Lately, we have been pondering disposable plates. We know it's weird, but just hear us out.
We don't know about you, but our favorite kind of paper plate is the kind with the little dividers. You know…they have a section for each part of your meal, ensuring that no juices run together and everything stays completely separate. Because, let’s be honest, it can be a little gross when you have a plate piled high and you can’t tell the lasagna from the brownie, apart from color.
We've come to realize that this is how we view our humanity so many times. We like to think of ourselves in this sort of fragmented way; our intellect and emotions over here in this spot; our spirituality or relationship with God over here in this other spot; our physical body and our sexuality in another separate spot. Somehow, we like to think that they don't run together at all. We act as though we can think whatever we want and look at whatever we want without hurting or helping ourselves emotionally or spiritually. We act as though we can use and abuse our bodies and other peoples' without any sort of consequence to our mind, emotions, and spirit.
What we’re coming to know, (and you probably coming to know, as well), is this type of thinking and living is just not reality. As a human being, we are much more like that flimsy disposable plate with no dividers. No matter how hard we try to separate our food in different sections the juices still run over. We will still have our spaghetti sauce touch our brownie--whether we like it or not. And so this is our point: everything we do, think, feel is connected to our spirit…and to the spirit of others.
Here at the Wesley, we are coming to understand that we are all (not-so) disposable plates with no dividers in our work, our family, our romantic relationships….even the universe.
What if we stopped spending so much time dividing? What if we stopped seeing ourselves and everyone else as tiny separate compartments? What if we just removed the barriers?
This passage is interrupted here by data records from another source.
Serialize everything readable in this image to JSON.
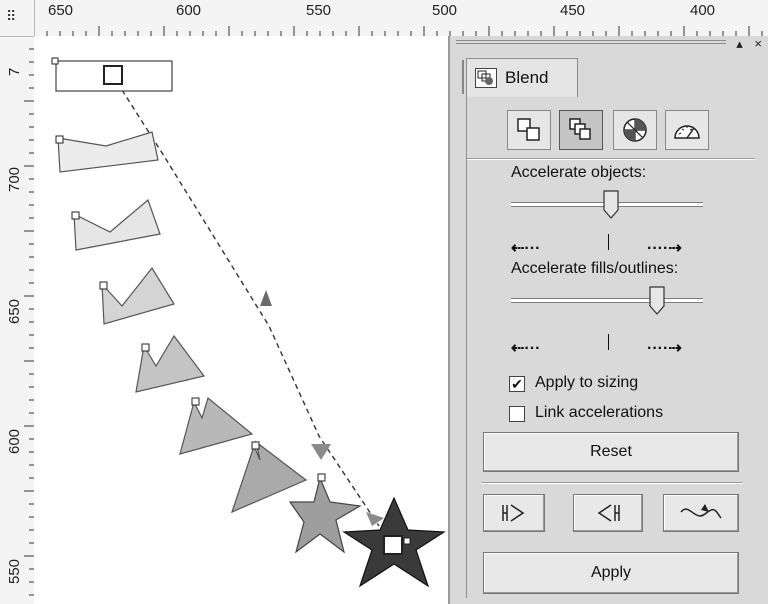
{
  "ruler": {
    "corner_symbol": "⠿",
    "top_labels": [
      "650",
      "600",
      "550",
      "500",
      "450",
      "400"
    ],
    "left_labels": [
      "700",
      "650",
      "600",
      "550"
    ],
    "left_partial": "7"
  },
  "docker": {
    "window_controls": "▴ ×",
    "tab_label": "Blend",
    "accelerate_objects_label": "Accelerate objects:",
    "accelerate_objects_value": 0.52,
    "accelerate_fills_label": "Accelerate fills/outlines:",
    "accelerate_fills_value": 0.76,
    "arrows_left": "⇠···",
    "arrows_right": "····⇢",
    "apply_sizing_label": "Apply to sizing",
    "apply_sizing_checked": true,
    "link_accel_label": "Link accelerations",
    "link_accel_checked": false,
    "reset_label": "Reset",
    "apply_label": "Apply",
    "check_mark": "✔"
  },
  "colors": {
    "panel_bg": "#d9d9d9",
    "shape_fill_light": "#ececec",
    "shape_fill_mid": "#b0b0b0",
    "shape_fill_dark": "#3a3a3a",
    "arrow_color": "#6a6a6a"
  }
}
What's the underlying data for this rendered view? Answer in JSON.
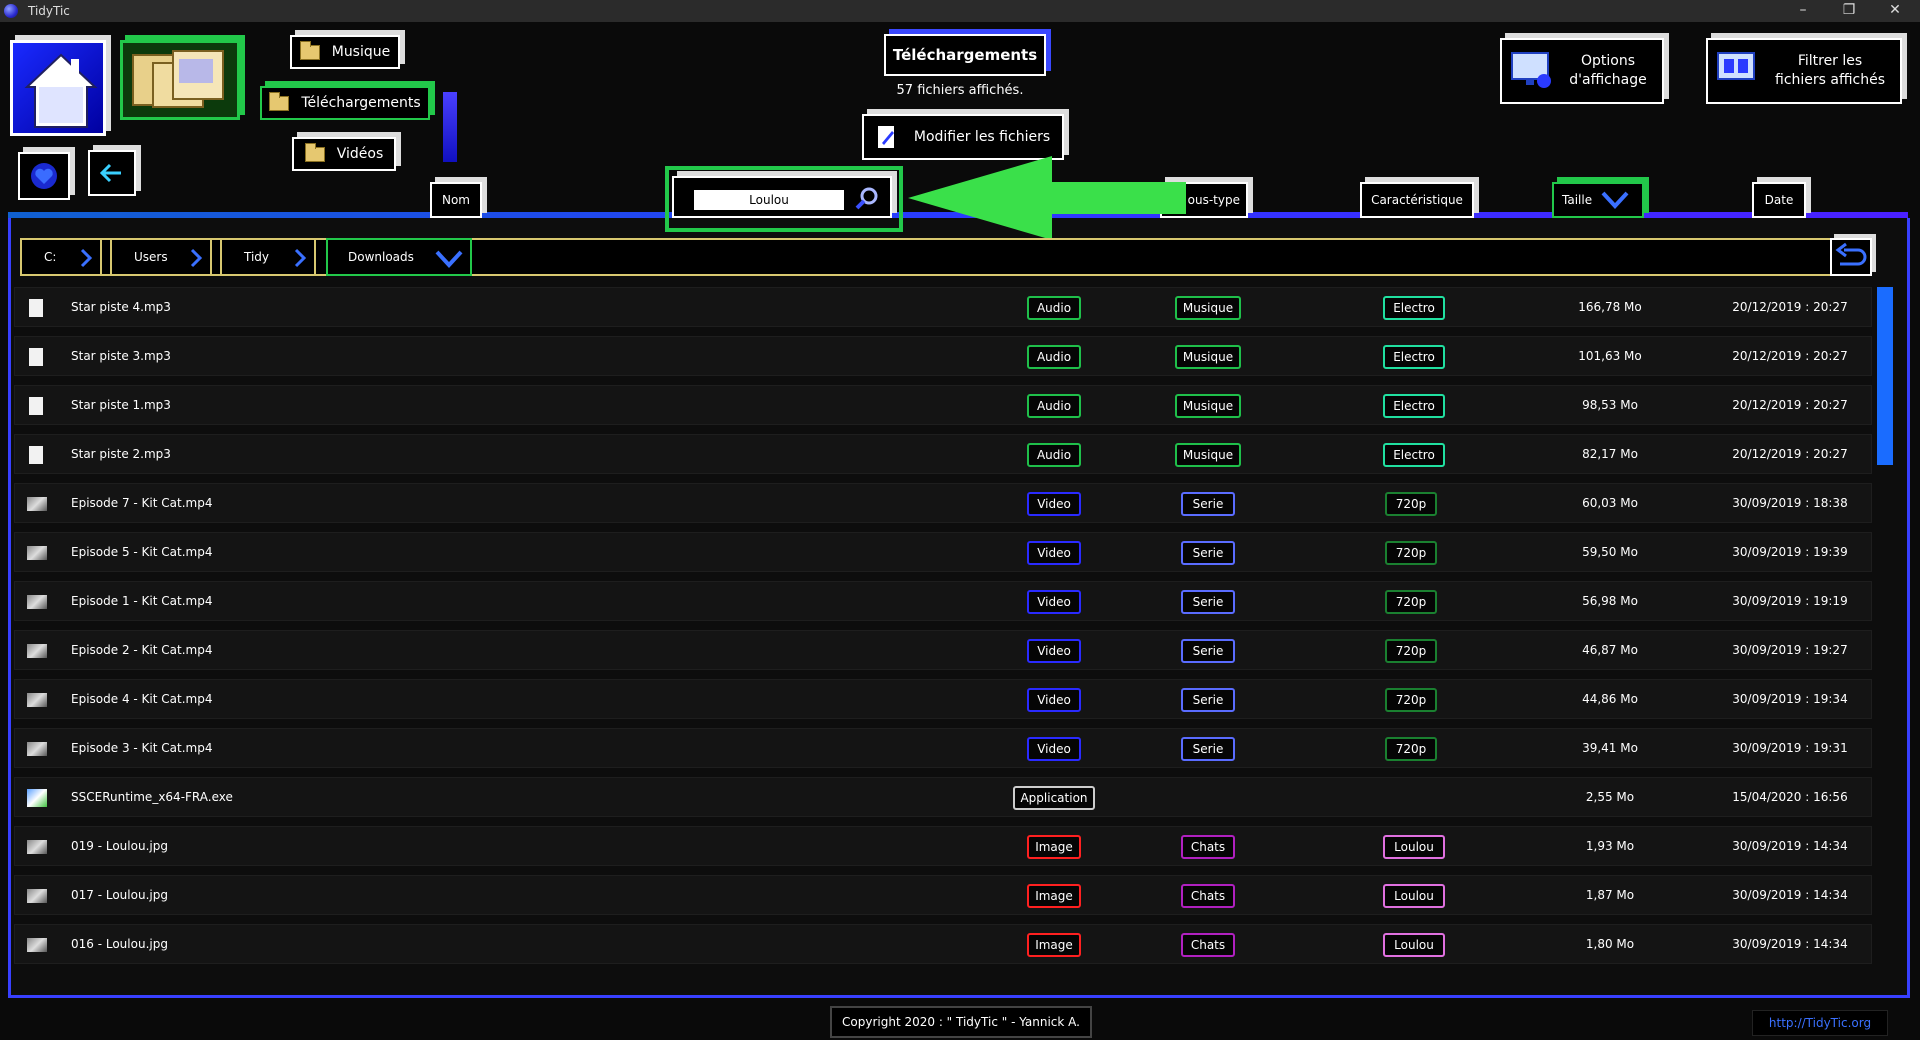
{
  "window": {
    "title": "TidyTic"
  },
  "nav": {
    "musique": "Musique",
    "telechargements": "Téléchargements",
    "videos": "Vidéos"
  },
  "header": {
    "current_folder": "Téléchargements",
    "files_count": "57 fichiers affichés.",
    "modify_button": "Modifier les fichiers",
    "options_line1": "Options",
    "options_line2": "d'affichage",
    "filter_line1": "Filtrer les",
    "filter_line2": "fichiers affichés"
  },
  "columns": {
    "nom": "Nom",
    "sous_type": "ous-type",
    "caracteristique": "Caractéristique",
    "taille": "Taille",
    "date": "Date"
  },
  "search": {
    "value": "Loulou"
  },
  "breadcrumb": [
    "C:",
    "Users",
    "Tidy",
    "Downloads"
  ],
  "colors": {
    "audio": "#1fbf4a",
    "video": "#2a2aff",
    "serie": "#5a6cff",
    "image": "#ff2020",
    "chats": "#b020c0",
    "loulou": "#e070e0",
    "electro": "#20e0a0",
    "application": "#cccccc"
  },
  "rows": [
    {
      "name": "Star piste 4.mp3",
      "type": "Audio",
      "subtype": "Musique",
      "feature": "Electro",
      "size": "166,78 Mo",
      "date": "20/12/2019 : 20:27",
      "icon": "audio-file-icon"
    },
    {
      "name": "Star piste 3.mp3",
      "type": "Audio",
      "subtype": "Musique",
      "feature": "Electro",
      "size": "101,63 Mo",
      "date": "20/12/2019 : 20:27",
      "icon": "audio-file-icon"
    },
    {
      "name": "Star piste 1.mp3",
      "type": "Audio",
      "subtype": "Musique",
      "feature": "Electro",
      "size": "98,53 Mo",
      "date": "20/12/2019 : 20:27",
      "icon": "audio-file-icon"
    },
    {
      "name": "Star piste 2.mp3",
      "type": "Audio",
      "subtype": "Musique",
      "feature": "Electro",
      "size": "82,17 Mo",
      "date": "20/12/2019 : 20:27",
      "icon": "audio-file-icon"
    },
    {
      "name": "Episode 7 - Kit Cat.mp4",
      "type": "Video",
      "subtype": "Serie",
      "feature": "720p",
      "size": "60,03 Mo",
      "date": "30/09/2019 : 18:38",
      "icon": "video-thumbnail-icon"
    },
    {
      "name": "Episode 5 - Kit Cat.mp4",
      "type": "Video",
      "subtype": "Serie",
      "feature": "720p",
      "size": "59,50 Mo",
      "date": "30/09/2019 : 19:39",
      "icon": "video-thumbnail-icon"
    },
    {
      "name": "Episode 1 - Kit Cat.mp4",
      "type": "Video",
      "subtype": "Serie",
      "feature": "720p",
      "size": "56,98 Mo",
      "date": "30/09/2019 : 19:19",
      "icon": "video-thumbnail-icon"
    },
    {
      "name": "Episode 2 - Kit Cat.mp4",
      "type": "Video",
      "subtype": "Serie",
      "feature": "720p",
      "size": "46,87 Mo",
      "date": "30/09/2019 : 19:27",
      "icon": "video-thumbnail-icon"
    },
    {
      "name": "Episode 4 - Kit Cat.mp4",
      "type": "Video",
      "subtype": "Serie",
      "feature": "720p",
      "size": "44,86 Mo",
      "date": "30/09/2019 : 19:34",
      "icon": "video-thumbnail-icon"
    },
    {
      "name": "Episode 3 - Kit Cat.mp4",
      "type": "Video",
      "subtype": "Serie",
      "feature": "720p",
      "size": "39,41 Mo",
      "date": "30/09/2019 : 19:31",
      "icon": "video-thumbnail-icon"
    },
    {
      "name": "SSCERuntime_x64-FRA.exe",
      "type": "Application",
      "subtype": "",
      "feature": "",
      "size": "2,55 Mo",
      "date": "15/04/2020 : 16:56",
      "icon": "installer-icon"
    },
    {
      "name": "019 - Loulou.jpg",
      "type": "Image",
      "subtype": "Chats",
      "feature": "Loulou",
      "size": "1,93 Mo",
      "date": "30/09/2019 : 14:34",
      "icon": "image-thumbnail-icon"
    },
    {
      "name": "017 - Loulou.jpg",
      "type": "Image",
      "subtype": "Chats",
      "feature": "Loulou",
      "size": "1,87 Mo",
      "date": "30/09/2019 : 14:34",
      "icon": "image-thumbnail-icon"
    },
    {
      "name": "016 - Loulou.jpg",
      "type": "Image",
      "subtype": "Chats",
      "feature": "Loulou",
      "size": "1,80 Mo",
      "date": "30/09/2019 : 14:34",
      "icon": "image-thumbnail-icon"
    }
  ],
  "footer": {
    "copyright": "Copyright 2020 : \" TidyTic \" - Yannick A.",
    "link": "http://TidyTic.org"
  }
}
We’re seeing that something interesting always happens.
At the very least, something real happens.